There are a few things that you need to know about this route before you head out. First, the piece on the Great Walk (between Whakapapa and Waihohonu Hut) is really quite mellow, but the rest of the trail gets a lot gnarlier. You may not go quite as fast as you think you will.
Second, remember that Waihohonu requires booking in advance -- it doesn't really make sense to stay there, anyway, but if you do, make sure it isn't booked up. Your hut pass won't apply there.
Finally, we used a bunch of resources to plan our trip, but the most helpful addition was this app for Android called NZ Topo Map. There's another one with a really similar name that we tested and that was totally useless, so make sure you get the right one! Iphone users may have more options -- if you use one you love, please add a link in the comments!
Here are a couple of other links to resources with detailed descriptions of the routes:
- The DOC site for Round the Mountain. Note that they don't include the ~3km or so ON the road in the totals (just up to and away from the road), so it's actually a bit farther than you think between the Mangahuehu and Mangaturuturu huts and there's a bunch of extra elevation gain.
- This ultrarunning site gives decent descriptions that add some additional terrain info and was the only place we could find info about the total elevation gain (~2000 meters).
- Michael Deckebach's blog is where we first found out about this trail and he has some additional info about this and other alternates for TA hikers.
If you decide to go clockwise, like we did, the hardest terrain is toward the end of the loop. However, there are some advantages for TA walkers in doing it this way: instead of going all the way back into Whakapapa, you can head out to Whakapapaiti hut and rejoin the TA as it passes out toward National Park.
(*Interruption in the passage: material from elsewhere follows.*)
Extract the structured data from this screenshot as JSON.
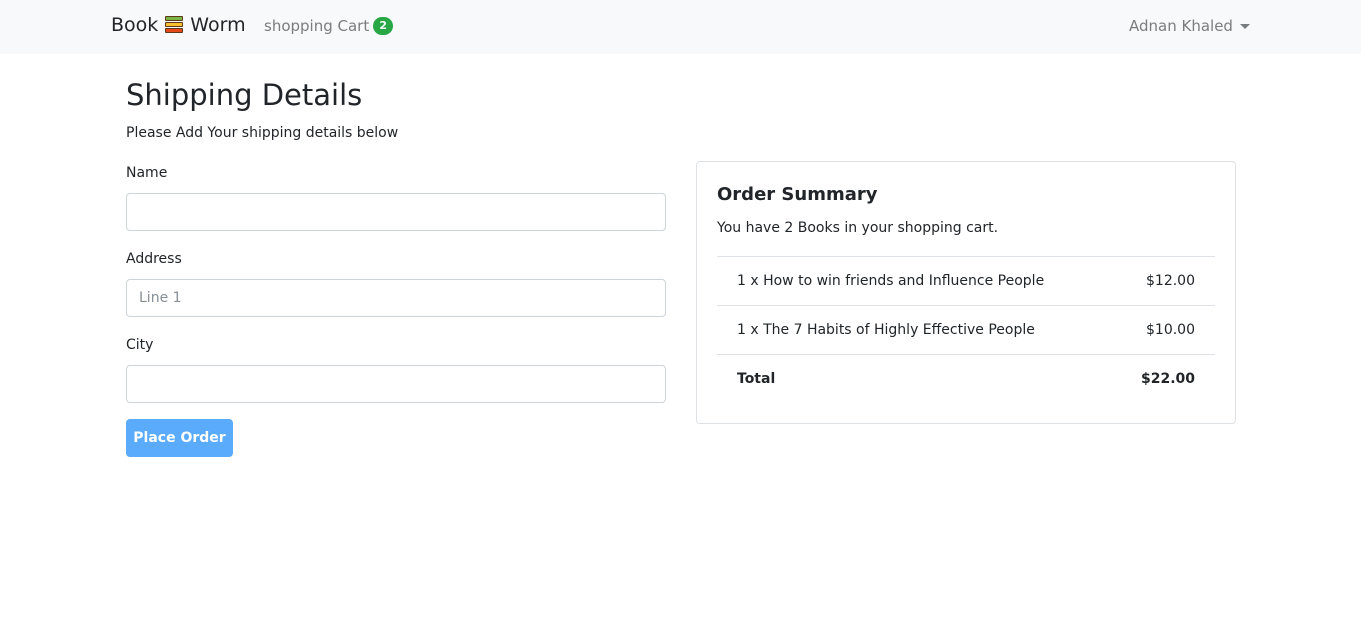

One final note: everyone will recommend to you that this route should be done in 4-6 days. For us, doing it in 2 days (~35km each) worked out just fine. Be smart about your own fitness level and comfort, but if you're a fit hiker used to doing big miles, you may not need to plan quite so much time for the side trip.
Enjoy your hike!